These are relatively good times for the nation’s top two newspapers, The New York Times and the Washington Post. As I wrote recently, both have snagged a series of scoops on the Trump administration in what is shaping up as an old-school newspaper war. Some are calling it a new golden age of journalism.
This journalistic excellence has paid off in more ways than one. Both papers were awarded hard-news Pulitzers for 2017: the Times for tough reporting on Vladimir Putin, the Post for digging into Trump’s charitable giving. And the aggressive newsgathering is also boosting the bottom line. Both papers reported spikes in digital subscriptions in the wake of Trump’s election, and both appear to be navigating the choppy waters of the 21st century news business relatively well. As newspaper analyst Craig Huber told the Times, “The only future for newspapers is at the high end of quality journalism. That and only that are what people are willing to pay for.”

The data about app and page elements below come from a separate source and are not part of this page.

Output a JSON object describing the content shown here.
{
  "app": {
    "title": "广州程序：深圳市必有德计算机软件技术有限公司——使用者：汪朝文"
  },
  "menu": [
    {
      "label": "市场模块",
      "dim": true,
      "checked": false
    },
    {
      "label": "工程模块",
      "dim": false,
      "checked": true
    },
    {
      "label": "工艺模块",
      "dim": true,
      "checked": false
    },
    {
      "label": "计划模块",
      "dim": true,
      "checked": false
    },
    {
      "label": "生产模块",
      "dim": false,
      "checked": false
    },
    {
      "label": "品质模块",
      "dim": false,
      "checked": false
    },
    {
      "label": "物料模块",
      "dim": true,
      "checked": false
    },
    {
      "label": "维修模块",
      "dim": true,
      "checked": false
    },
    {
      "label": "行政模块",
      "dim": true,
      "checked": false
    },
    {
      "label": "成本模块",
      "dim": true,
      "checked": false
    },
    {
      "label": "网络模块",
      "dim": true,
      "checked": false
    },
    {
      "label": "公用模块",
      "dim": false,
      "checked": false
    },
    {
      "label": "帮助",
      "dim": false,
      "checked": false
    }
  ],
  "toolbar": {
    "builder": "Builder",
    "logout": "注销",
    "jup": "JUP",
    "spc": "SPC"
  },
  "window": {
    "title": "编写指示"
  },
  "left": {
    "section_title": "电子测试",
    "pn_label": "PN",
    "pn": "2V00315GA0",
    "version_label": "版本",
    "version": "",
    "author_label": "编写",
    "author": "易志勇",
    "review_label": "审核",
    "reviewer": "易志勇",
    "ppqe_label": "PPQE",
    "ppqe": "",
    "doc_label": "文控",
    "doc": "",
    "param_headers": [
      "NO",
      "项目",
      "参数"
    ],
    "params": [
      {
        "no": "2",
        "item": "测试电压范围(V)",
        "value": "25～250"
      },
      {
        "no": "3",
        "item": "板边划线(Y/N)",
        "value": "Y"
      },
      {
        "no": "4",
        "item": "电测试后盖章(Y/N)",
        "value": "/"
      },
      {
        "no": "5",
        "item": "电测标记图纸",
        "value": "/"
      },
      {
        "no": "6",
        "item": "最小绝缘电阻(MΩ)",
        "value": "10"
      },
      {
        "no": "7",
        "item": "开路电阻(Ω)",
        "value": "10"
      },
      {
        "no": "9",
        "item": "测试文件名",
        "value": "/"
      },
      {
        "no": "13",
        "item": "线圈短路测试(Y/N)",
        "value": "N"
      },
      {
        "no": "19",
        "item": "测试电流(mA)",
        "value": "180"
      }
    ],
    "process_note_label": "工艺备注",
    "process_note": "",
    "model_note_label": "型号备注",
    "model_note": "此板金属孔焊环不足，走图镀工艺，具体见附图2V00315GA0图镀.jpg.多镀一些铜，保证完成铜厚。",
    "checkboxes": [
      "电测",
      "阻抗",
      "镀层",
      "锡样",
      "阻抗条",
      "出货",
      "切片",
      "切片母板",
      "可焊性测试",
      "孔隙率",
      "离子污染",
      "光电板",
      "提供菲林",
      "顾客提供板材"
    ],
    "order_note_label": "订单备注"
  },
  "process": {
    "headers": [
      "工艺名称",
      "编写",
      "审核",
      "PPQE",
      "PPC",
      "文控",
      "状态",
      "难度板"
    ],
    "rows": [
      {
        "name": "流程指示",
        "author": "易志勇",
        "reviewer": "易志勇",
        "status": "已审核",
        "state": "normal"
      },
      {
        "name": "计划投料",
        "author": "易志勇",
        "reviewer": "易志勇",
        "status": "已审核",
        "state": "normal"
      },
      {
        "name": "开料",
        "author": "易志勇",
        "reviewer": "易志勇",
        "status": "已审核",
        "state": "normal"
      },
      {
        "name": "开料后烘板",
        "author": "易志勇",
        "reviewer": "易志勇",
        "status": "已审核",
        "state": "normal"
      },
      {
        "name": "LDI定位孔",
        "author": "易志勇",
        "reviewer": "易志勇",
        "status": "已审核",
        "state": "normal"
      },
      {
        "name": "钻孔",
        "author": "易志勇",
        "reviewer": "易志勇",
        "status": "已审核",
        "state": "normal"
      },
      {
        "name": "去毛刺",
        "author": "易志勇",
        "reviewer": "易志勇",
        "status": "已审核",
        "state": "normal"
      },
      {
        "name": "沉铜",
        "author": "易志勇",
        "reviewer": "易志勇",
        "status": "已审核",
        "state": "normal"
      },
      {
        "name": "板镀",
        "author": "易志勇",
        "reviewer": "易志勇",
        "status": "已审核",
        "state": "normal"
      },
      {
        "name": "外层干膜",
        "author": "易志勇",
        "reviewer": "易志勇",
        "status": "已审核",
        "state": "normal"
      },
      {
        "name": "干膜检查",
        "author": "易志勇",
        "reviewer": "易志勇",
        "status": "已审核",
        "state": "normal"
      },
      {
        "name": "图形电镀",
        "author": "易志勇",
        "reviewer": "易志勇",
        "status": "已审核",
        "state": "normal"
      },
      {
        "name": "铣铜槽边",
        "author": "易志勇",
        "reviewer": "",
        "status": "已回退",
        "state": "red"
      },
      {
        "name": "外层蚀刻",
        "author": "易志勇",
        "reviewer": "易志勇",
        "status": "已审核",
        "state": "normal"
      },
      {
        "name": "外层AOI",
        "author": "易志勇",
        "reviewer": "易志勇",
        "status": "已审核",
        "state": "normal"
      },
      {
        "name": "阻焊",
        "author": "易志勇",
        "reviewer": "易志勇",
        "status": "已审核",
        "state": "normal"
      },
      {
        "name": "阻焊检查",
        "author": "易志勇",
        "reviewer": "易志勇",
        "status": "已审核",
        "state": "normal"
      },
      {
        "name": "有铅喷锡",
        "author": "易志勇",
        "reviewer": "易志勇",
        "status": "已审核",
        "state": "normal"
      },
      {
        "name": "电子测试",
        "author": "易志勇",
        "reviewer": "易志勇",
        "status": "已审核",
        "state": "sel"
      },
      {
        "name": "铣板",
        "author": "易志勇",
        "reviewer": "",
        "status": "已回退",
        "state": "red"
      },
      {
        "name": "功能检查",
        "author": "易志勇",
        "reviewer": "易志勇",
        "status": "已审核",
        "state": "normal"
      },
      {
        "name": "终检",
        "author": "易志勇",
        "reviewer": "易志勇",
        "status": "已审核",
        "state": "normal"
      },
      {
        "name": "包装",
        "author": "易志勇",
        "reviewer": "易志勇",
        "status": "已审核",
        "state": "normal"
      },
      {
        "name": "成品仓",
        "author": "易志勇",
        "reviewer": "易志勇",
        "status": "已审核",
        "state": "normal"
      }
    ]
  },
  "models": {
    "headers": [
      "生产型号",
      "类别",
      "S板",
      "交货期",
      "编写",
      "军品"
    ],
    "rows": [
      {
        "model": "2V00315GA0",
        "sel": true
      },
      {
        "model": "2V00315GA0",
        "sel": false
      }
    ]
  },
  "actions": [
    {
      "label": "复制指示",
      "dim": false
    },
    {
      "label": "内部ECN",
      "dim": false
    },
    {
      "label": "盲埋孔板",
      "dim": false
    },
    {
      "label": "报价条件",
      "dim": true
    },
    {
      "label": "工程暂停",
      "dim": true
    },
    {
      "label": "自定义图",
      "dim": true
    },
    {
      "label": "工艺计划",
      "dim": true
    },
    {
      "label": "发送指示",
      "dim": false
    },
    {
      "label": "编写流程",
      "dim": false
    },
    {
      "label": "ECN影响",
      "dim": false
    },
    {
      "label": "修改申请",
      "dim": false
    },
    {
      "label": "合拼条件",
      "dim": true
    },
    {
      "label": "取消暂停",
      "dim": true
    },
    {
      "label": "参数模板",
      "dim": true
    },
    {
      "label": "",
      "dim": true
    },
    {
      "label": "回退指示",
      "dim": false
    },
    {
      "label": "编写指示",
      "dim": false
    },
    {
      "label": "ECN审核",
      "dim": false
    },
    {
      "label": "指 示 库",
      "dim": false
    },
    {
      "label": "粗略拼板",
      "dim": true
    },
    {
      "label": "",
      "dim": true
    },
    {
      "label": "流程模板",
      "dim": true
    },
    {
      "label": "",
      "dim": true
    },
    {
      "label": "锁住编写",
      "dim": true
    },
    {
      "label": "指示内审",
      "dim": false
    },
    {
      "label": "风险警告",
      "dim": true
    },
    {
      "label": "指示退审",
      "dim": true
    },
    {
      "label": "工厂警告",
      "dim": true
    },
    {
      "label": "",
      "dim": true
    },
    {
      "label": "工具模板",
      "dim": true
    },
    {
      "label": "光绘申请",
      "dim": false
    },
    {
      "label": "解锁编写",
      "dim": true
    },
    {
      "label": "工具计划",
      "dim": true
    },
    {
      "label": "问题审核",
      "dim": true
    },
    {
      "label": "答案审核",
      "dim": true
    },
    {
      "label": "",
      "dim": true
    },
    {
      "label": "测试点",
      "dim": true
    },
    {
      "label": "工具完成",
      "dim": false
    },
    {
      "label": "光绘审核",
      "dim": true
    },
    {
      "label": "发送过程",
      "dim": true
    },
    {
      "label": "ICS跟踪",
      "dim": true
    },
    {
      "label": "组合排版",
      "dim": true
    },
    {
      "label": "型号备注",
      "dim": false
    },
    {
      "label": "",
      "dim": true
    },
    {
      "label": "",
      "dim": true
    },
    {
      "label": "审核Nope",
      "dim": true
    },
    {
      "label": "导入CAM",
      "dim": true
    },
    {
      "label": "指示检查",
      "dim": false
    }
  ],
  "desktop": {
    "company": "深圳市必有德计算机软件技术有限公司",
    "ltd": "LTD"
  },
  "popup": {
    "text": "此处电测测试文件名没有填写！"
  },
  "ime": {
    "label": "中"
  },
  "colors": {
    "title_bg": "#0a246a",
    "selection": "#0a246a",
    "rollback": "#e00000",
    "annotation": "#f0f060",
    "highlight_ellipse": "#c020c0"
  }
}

Therein lies the problem for the rest of the country’s roughly 1,300 daily papers. Already weakened by the decades-old tumble in print circulation and advertising revenue, many small- and medium-sized local papers are also struggling to generate significant revenue from digital subscriptions and ads. The upshot of all this financial turmoil has been tens of thousands of layoffs at newsrooms nationwide in recent years.
At the same time, large newspaper chains have been gobbling up local papers, resulting in still more consolidations and layoffs. Recently I was visiting my brother in Milwaukee, where the city’s paper of record, the Journal Sentinel, was bought out by the Gannett chain. Over beers at a local pub, my brother complained about how the paper had gotten steadily thinner, with fewer local stories and more wire service copy. He was considering canceling his subscription.
Just days after I got back home to Pennsylvania came news that our local paper, the Bucks County Courier Times, had been bought by the Gatehouse Media conglomerate, ending nearly eight decades of local ownership by the Calkins family. Will this mean more layoffs in the Courier Times’ already thinned-out newsroom? I have no idea. But that’s what often happens when large chains snap up local papers.
All of which leads me back to the dilemma facing local papers: How can they do the kind of quality journalism that attracts paying readers when their newsrooms have been gutted, and when the reporters who are left are being asked to not just cover stories, but maintain blogs, shoot digital video and so on?
I don’t know the answer. I do know that the country needs strong local newspapers as much as it needs The New York Times and the Washington Post. And papers that continue to cut their newsrooms to the bone risk rendering themselves irrelevant.
Photo courtesy Wikimedia Commons